_What to produce_: For this exercise, print the listing below exactly, without its pictures.

(Material for this task Opens)

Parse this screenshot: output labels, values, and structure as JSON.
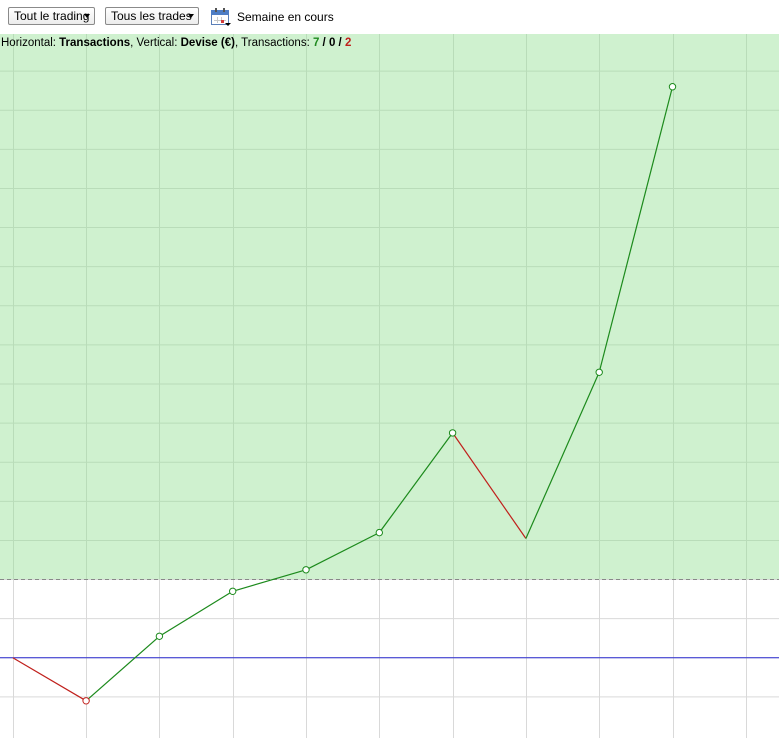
{
  "toolbar": {
    "account_filter": "Tout le trading",
    "trade_filter": "Tous les trades",
    "period_label": "Semaine en cours",
    "period_icon": "calendar-icon"
  },
  "summary": {
    "horizontal_label": "Horizontal: ",
    "horizontal_value": "Transactions",
    "sep1": ", ",
    "vertical_label": "Vertical: ",
    "vertical_value": "Devise (€)",
    "sep2": ", ",
    "transactions_label": "Transactions: ",
    "wins": "7",
    "slash1": " / ",
    "even": "0",
    "slash2": " / ",
    "losses": "2"
  },
  "colors": {
    "profit_zone": "#cff1cf",
    "grid": "#b9dcb9",
    "grid_white": "#d9d9d9",
    "zero_line": "#2a2ad0",
    "dashed_line": "#888888",
    "gain": "#1c8a1c",
    "loss": "#c0201c"
  },
  "chart_data": {
    "type": "line",
    "x": [
      0,
      1,
      2,
      3,
      4,
      5,
      6,
      7,
      8,
      9
    ],
    "y": [
      0,
      -1.1,
      0.55,
      1.7,
      2.25,
      3.2,
      5.75,
      3.05,
      7.3,
      14.6
    ],
    "outcomes": [
      "start",
      "loss",
      "win",
      "win",
      "win",
      "win",
      "win",
      "loss",
      "win",
      "win"
    ],
    "y_reference": 2.0,
    "xlim": [
      -1,
      12
    ],
    "ylim": [
      -2,
      16
    ],
    "grid": true
  }
}
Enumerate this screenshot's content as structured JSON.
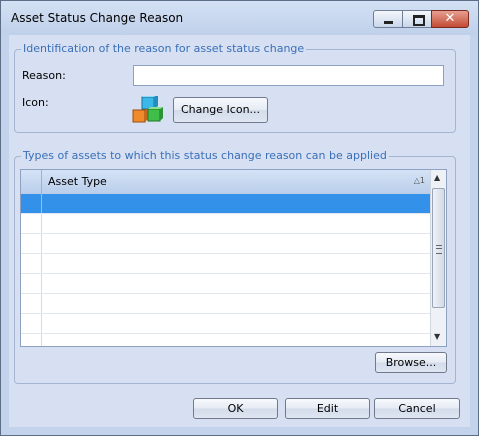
{
  "window": {
    "title": "Asset Status Change Reason",
    "controls": {
      "minimize_icon": "minimize-icon",
      "maximize_icon": "maximize-icon",
      "close_icon": "close-icon",
      "close_glyph": "✕"
    }
  },
  "identification_group": {
    "caption": "Identification of the reason for asset status change",
    "reason_label": "Reason:",
    "reason_value": "",
    "icon_label": "Icon:",
    "icon_name": "colored-cubes-icon",
    "change_icon_button": "Change Icon..."
  },
  "asset_types_group": {
    "caption": "Types of assets to which this status change reason can be applied",
    "grid": {
      "columns": [
        "Asset Type"
      ],
      "sort_indicator": "△1",
      "rows": [
        "",
        "",
        "",
        "",
        "",
        "",
        "",
        ""
      ],
      "selected_row": 0
    },
    "browse_button": "Browse..."
  },
  "buttons": {
    "ok": "OK",
    "edit": "Edit",
    "cancel": "Cancel"
  },
  "colors": {
    "accent": "#3391ea",
    "caption": "#3a6fb7",
    "background": "#d6e0f2"
  }
}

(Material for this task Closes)

_Solution to this exercise_:
Parse this screenshot: output labels, values, and structure as JSON.
{
  "toolbar": {
    "account_filter": "Tout le trading",
    "trade_filter": "Tous les trades",
    "period_label": "Semaine en cours",
    "period_icon": "calendar-icon"
  },
  "summary": {
    "horizontal_label": "Horizontal: ",
    "horizontal_value": "Transactions",
    "sep1": ", ",
    "vertical_label": "Vertical: ",
    "vertical_value": "Devise (€)",
    "sep2": ", ",
    "transactions_label": "Transactions: ",
    "wins": "7",
    "slash1": " / ",
    "even": "0",
    "slash2": " / ",
    "losses": "2"
  },
  "colors": {
    "profit_zone": "#cff1cf",
    "grid": "#b9dcb9",
    "grid_white": "#d9d9d9",
    "zero_line": "#2a2ad0",
    "dashed_line": "#888888",
    "gain": "#1c8a1c",
    "loss": "#c0201c"
  },
  "chart_data": {
    "type": "line",
    "x": [
      0,
      1,
      2,
      3,
      4,
      5,
      6,
      7,
      8,
      9
    ],
    "y": [
      0,
      -1.1,
      0.55,
      1.7,
      2.25,
      3.2,
      5.75,
      3.05,
      7.3,
      14.6
    ],
    "outcomes": [
      "start",
      "loss",
      "win",
      "win",
      "win",
      "win",
      "win",
      "loss",
      "win",
      "win"
    ],
    "y_reference": 2.0,
    "xlim": [
      -1,
      12
    ],
    "ylim": [
      -2,
      16
    ],
    "grid": true
  }
}
Enumerate this screenshot's content as structured JSON.
{
  "window": {
    "title": "Asset Status Change Reason",
    "controls": {
      "minimize_icon": "minimize-icon",
      "maximize_icon": "maximize-icon",
      "close_icon": "close-icon",
      "close_glyph": "✕"
    }
  },
  "identification_group": {
    "caption": "Identification of the reason for asset status change",
    "reason_label": "Reason:",
    "reason_value": "",
    "icon_label": "Icon:",
    "icon_name": "colored-cubes-icon",
    "change_icon_button": "Change Icon..."
  },
  "asset_types_group": {
    "caption": "Types of assets to which this status change reason can be applied",
    "grid": {
      "columns": [
        "Asset Type"
      ],
      "sort_indicator": "△1",
      "rows": [
        "",
        "",
        "",
        "",
        "",
        "",
        "",
        ""
      ],
      "selected_row": 0
    },
    "browse_button": "Browse..."
  },
  "buttons": {
    "ok": "OK",
    "edit": "Edit",
    "cancel": "Cancel"
  },
  "colors": {
    "accent": "#3391ea",
    "caption": "#3a6fb7",
    "background": "#d6e0f2"
  }
}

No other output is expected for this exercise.